"And as ye have desired of my beloved brother that he should make known unto you what ye should do, because of your afflictions; and he hath spoken somewhat unto you to prepare your minds; yea, and he hath exhorted you unto faith and to patience . . . ." (Alma 34:3)

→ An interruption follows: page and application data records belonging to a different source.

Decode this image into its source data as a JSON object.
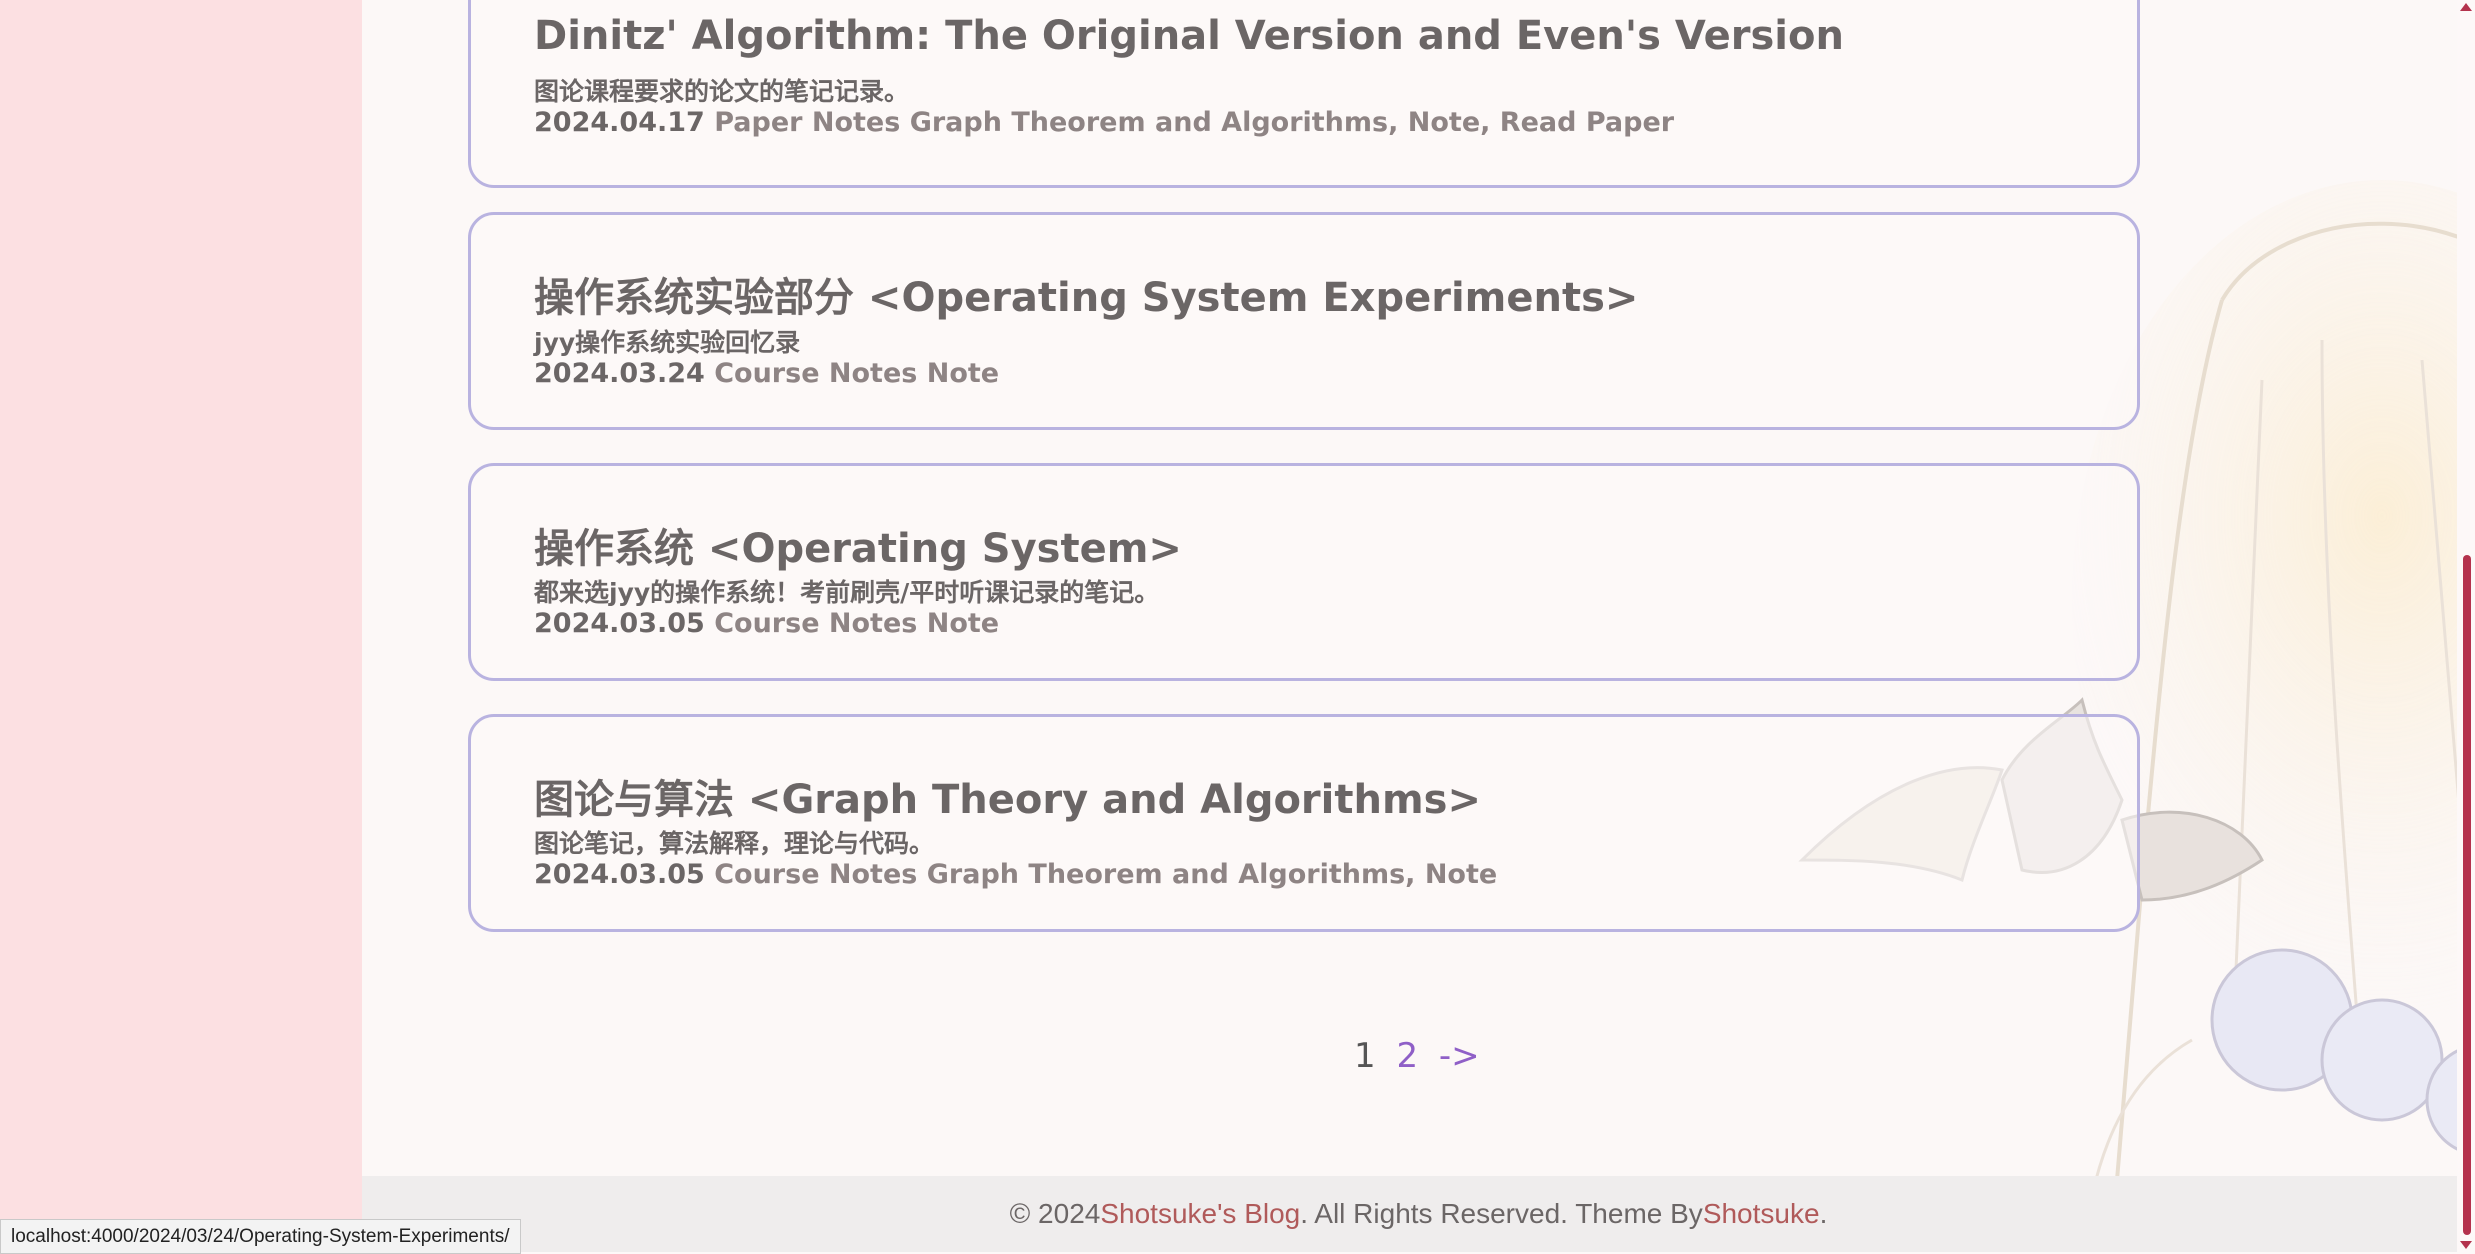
{
  "posts": [
    {
      "title": "Dinitz' Algorithm: The Original Version and Even's Version",
      "description": "图论课程要求的论文的笔记记录。",
      "date": "2024.04.17",
      "categories": "Paper Notes",
      "tags": "Graph Theorem and Algorithms, Note, Read Paper"
    },
    {
      "title": "操作系统实验部分 <Operating System Experiments>",
      "description": "jyy操作系统实验回忆录",
      "date": "2024.03.24",
      "categories": "Course Notes",
      "tags": "Note"
    },
    {
      "title": "操作系统 <Operating System>",
      "description": "都来选jyy的操作系统！考前刷壳/平时听课记录的笔记。",
      "date": "2024.03.05",
      "categories": "Course Notes",
      "tags": "Note"
    },
    {
      "title": "图论与算法 <Graph Theory and Algorithms>",
      "description": "图论笔记，算法解释，理论与代码。",
      "date": "2024.03.05",
      "categories": "Course Notes",
      "tags": "Graph Theorem and Algorithms, Note"
    }
  ],
  "pagination": {
    "current": "1",
    "next_page": "2",
    "next_arrow": "->"
  },
  "footer": {
    "prefix": "© 2024",
    "blog_name": "Shotsuke's Blog",
    "middle": ". All Rights Reserved. Theme By",
    "theme_author": "Shotsuke",
    "suffix": "."
  },
  "status_bar": {
    "url": "localhost:4000/2024/03/24/Operating-System-Experiments/"
  },
  "colors": {
    "card_border": "#b9b3e0",
    "sidebar_bg": "#fce0e2",
    "link": "#8f5fc7",
    "footer_link": "#b05a5a",
    "scroll_thumb": "#b4324d"
  }
}
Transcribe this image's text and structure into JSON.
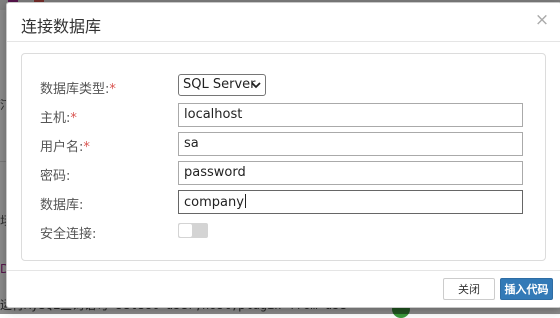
{
  "dialog": {
    "title": "连接数据库",
    "close_symbol": "×"
  },
  "form": {
    "db_type": {
      "label": "数据库类型:",
      "required_mark": "*",
      "value": "SQL Server"
    },
    "host": {
      "label": "主机:",
      "required_mark": "*",
      "value": "localhost"
    },
    "username": {
      "label": "用户名:",
      "required_mark": "*",
      "value": "sa"
    },
    "password": {
      "label": "密码:",
      "value": "password"
    },
    "database": {
      "label": "数据库:",
      "value": "company"
    },
    "secure": {
      "label": "安全连接:",
      "on": false
    }
  },
  "footer": {
    "close_label": "关闭",
    "insert_label": "插入代码"
  },
  "background": {
    "code_line": "运行MySQL查询语句 select user,host,plugin from use",
    "left_snippets": [
      "汀",
      "场",
      "D"
    ],
    "right_snippets": [
      "}",
      "}"
    ]
  },
  "colors": {
    "primary": "#337ab7",
    "required": "#d9534f"
  }
}
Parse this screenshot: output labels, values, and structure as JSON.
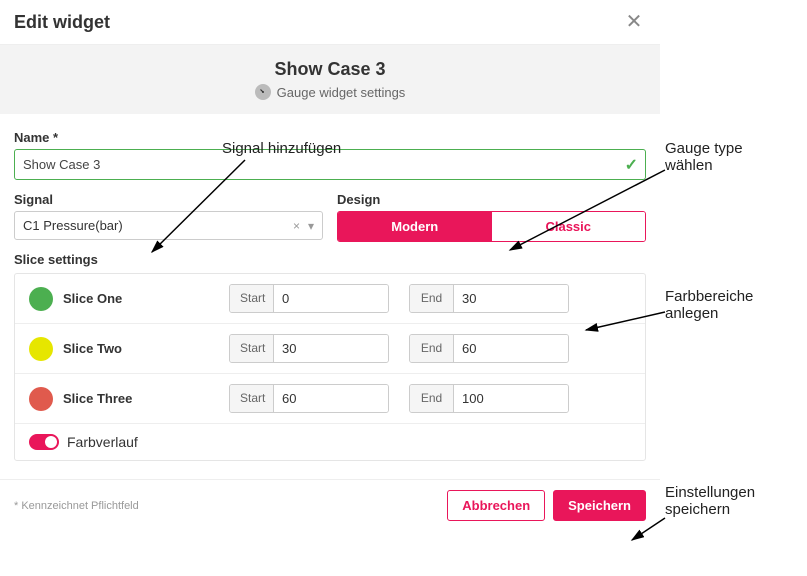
{
  "dialog": {
    "title": "Edit widget",
    "preview_title": "Show Case 3",
    "preview_subtitle": "Gauge widget settings"
  },
  "name": {
    "label": "Name *",
    "value": "Show Case 3"
  },
  "signal": {
    "label": "Signal",
    "value": "C1 Pressure(bar)"
  },
  "design": {
    "label": "Design",
    "options": {
      "modern": "Modern",
      "classic": "Classic"
    },
    "selected": "modern"
  },
  "slices": {
    "label": "Slice settings",
    "start_label": "Start",
    "end_label": "End",
    "rows": [
      {
        "name": "Slice One",
        "color": "#4caf50",
        "start": "0",
        "end": "30"
      },
      {
        "name": "Slice Two",
        "color": "#e6e600",
        "start": "30",
        "end": "60"
      },
      {
        "name": "Slice Three",
        "color": "#e05a4d",
        "start": "60",
        "end": "100"
      }
    ],
    "gradient_label": "Farbverlauf",
    "gradient_on": true
  },
  "footer": {
    "footnote": "* Kennzeichnet Pflichtfeld",
    "cancel": "Abbrechen",
    "save": "Speichern"
  },
  "annotations": {
    "add_signal": "Signal hinzufügen",
    "choose_gauge": "Gauge type wählen",
    "color_ranges": "Farbbereiche anlegen",
    "save_settings": "Einstellungen speichern"
  }
}
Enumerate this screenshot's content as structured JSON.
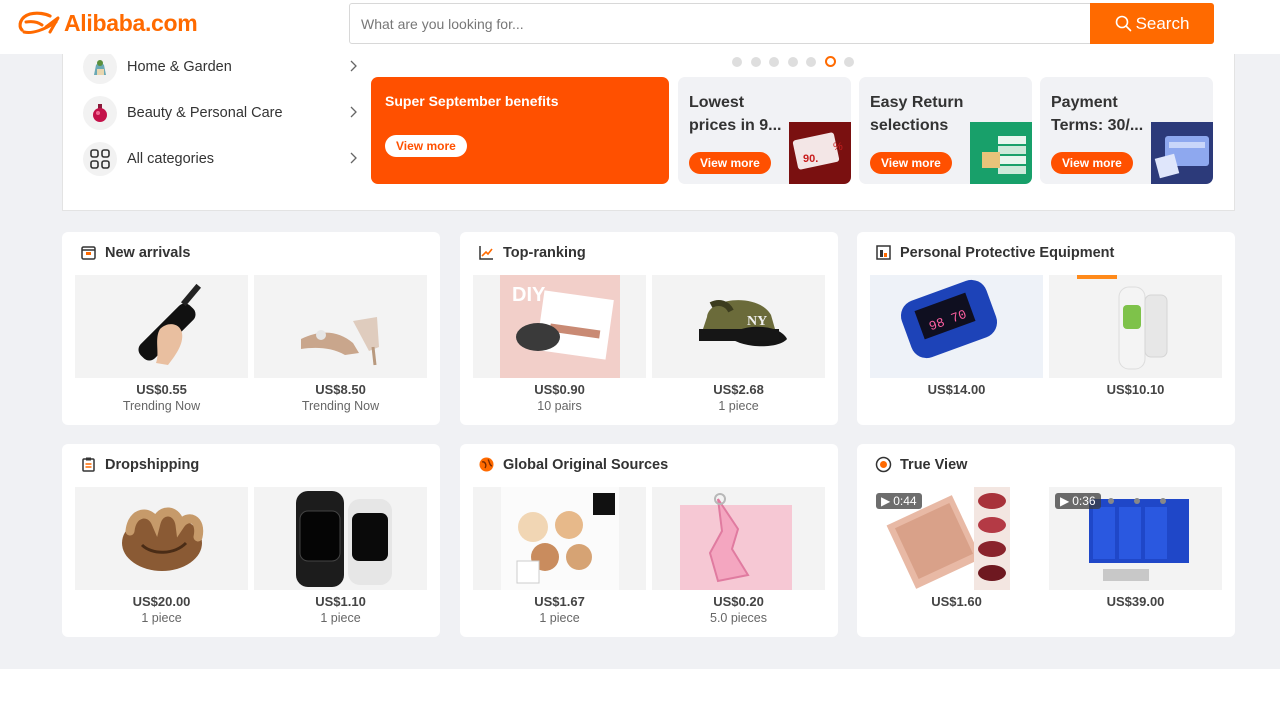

In college I was terrified of messing up big decisions. I would get really worked up about what boys to date, what job to take or what major to pursue. I had a strong desire to do what is right, but fretted over what was the best route.  I remember one night I was particularly anxious about a decision and I had a thought to look to my scriptures. I opened the Book of Mormon to the above verse.  Even though this was written hundreds of years before my time and the man who wrote it was facing trials totally different than mine, I felt like God was speaking me. I had felt lost and unsure and this scripture offered a plan and a promise. I have always felt it important that it tells me to do my part by preparing my mind, not just wait around for an answer.  Adequate preparation combined with both faith in God’s love for me and a little bit of patience has become the equation that helps me resolve any problem I come across. I truly come back to this scripture whenever I am feeling overwhelmed and it simply gives me peace. I love the Book of Mormon. I love the feeling of comfort and peace I get when I read this scripture. I am so grateful to feel God’s love and guidance through the Book of Mormon.